We were so thrilled to read Joanna Blythman’s review of Cannonball in the Herald Scotland on Sunday 14th April 2019.
I groan when those emails arrive: friend of friend coming toEdinburgh, wants to see the sights and taste real Scottish food. Inevitably they want to visit the castle: £19.50 for an adult, £11.50 for a child. I tell them it’s a military museum and you can get the view for free from the esplanade. I prepare them for our tourist trap High Street, where upmarket cashmere shops nowadays display their prices in both Chinese Yen and Sterling. But where shall I tell them to eat?
I can recommend restaurants in the vicinity, but do they count as Scottish? What is Scottish cuisine these days anyway? It’s certainly not the old Taste of Tartan cliché. That died decades ago, although deep-fried haggis balls still beckon to the unwary. For me it’s about ingredients with a sense of place, like North Ronaldsay lamb, or Arbroath smokies, and the manner in which ingredients are produced. Were those razor clams patiently harvested on the beach, for instance, or electro-blasted out the water? The finest Scottish food is like any other nation’s finest food, the antithesis of globalised and mass-produced, unique. And then with immense relief I remember Cannonball, run by Carina and Victor Contini, whose steadfast support for artisan food producers in this country is second to none.
We know to arrive strategically early, which bags us Cannonball’s best table, the one with that bird’s eye panorama of the castle esplanade and entrance. Don’t fret too much if you can’t sit there though, because this is a congenial restaurant throughout. It has those roomy dimensions, and friendly, Edwardian design features from when it was a constructed as a school in 1905. Strategically placed skylight windows create a striking pattern of shadow and light.
You’re always looked after well at Cannonball. Front of house staff anticipate what you need before the thought firms up in your head; they’re a step ahead. And you’re beautifully served too: heavy cutlery, streamlined glassware, handmade stoneware plates and bowls with a Japanese simplicity about them. I’d pay go to see an exhibition of these ceramics. And what a backdrop this putty-grey speckled one makes for the Ethical Fish Company’s Isle of Mull king scallops, sweet and pearly within their lacy, amber-fried exteriors. This is one of the best treatments of scallops I’ve come across, with its crisps of Jerusalem artichoke, slender, charred baby leeks as if just thinned from the allotment, and enveloping dulse seaweed mayonnaise. The minute we smell the glorious aroma from the twice-baked soufflé we can know that it owes its sumptuous intensity to an extraordinary cheese, in this case, the Errington family’s legendary Lanark Blue. Made from raw ewe’s milk, it is to my mindScotland’s finest blue cheese. Here’s another ceramic that could feature in a photographic exhibition, a speckled, mottled, gently curving bowl with the puffy, amber-baked soufflé perched on a pea green velvet cushion of confit leeks cream, strewn with a tangle of crispy deep-fried leeks, here and there the odd candied walnut echoing the nutty character of the cheese.

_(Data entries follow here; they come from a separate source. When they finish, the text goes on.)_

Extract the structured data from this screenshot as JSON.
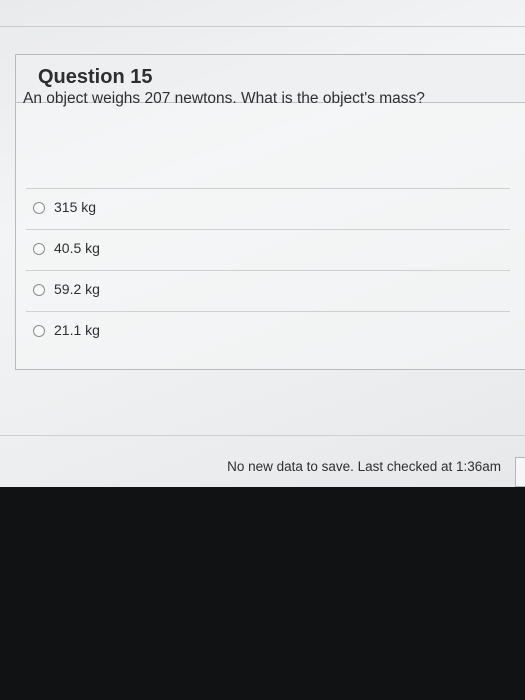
{
  "question": {
    "title": "Question 15",
    "prompt": "An object weighs 207 newtons. What is the object's mass?",
    "answers": [
      {
        "label": "315 kg"
      },
      {
        "label": "40.5 kg"
      },
      {
        "label": "59.2 kg"
      },
      {
        "label": "21.1 kg"
      }
    ]
  },
  "footer": {
    "status": "No new data to save. Last checked at 1:36am"
  }
}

My only gripe with the main courses is that they’re huge, too big for me, and I hate to leave food this good uneaten. “Posh fish and chips” isn’t cheap at £22 but then it’s enough for two, so effectively £11 per head for harbour-fresh, sustainably caught haddock, and a juicy langoustine served with epic chips, fresh pea purée, beetroot Tartare sauce, and a wedge of lemon, most likely Italian, that’s dripping with juice. Lobster Thermidor macaroni cheese? We can’t resist. It’s rich, filling, the pasta provides the scaffolding for a pungent sauce made from aged, unpasteurised Isle of Mull cheddar, cream and brandy that’s studded with fleshy nuggets of lobster meat. £24, but there must be half a lobster in there. We can only manage one dessert between us, marshmallow-light bread and butter pudding made with soft golden raisins soaked in 10-year old Glengoyne maltwhisky. It’s dreamy. Tourists will love it, but then so do we.
Cannonball constitutes a haven of Scottish authenticity and good cooking at the heart of the Royal Mile tourist trudge. Thank you, Carina and Victor, for creating a restaurant here that I can honestly recommend.
Cannonball, 356 Castlehill, Edinburgh 0131 225 1550
Value for money: 9/10
Read it on the Herald’s website here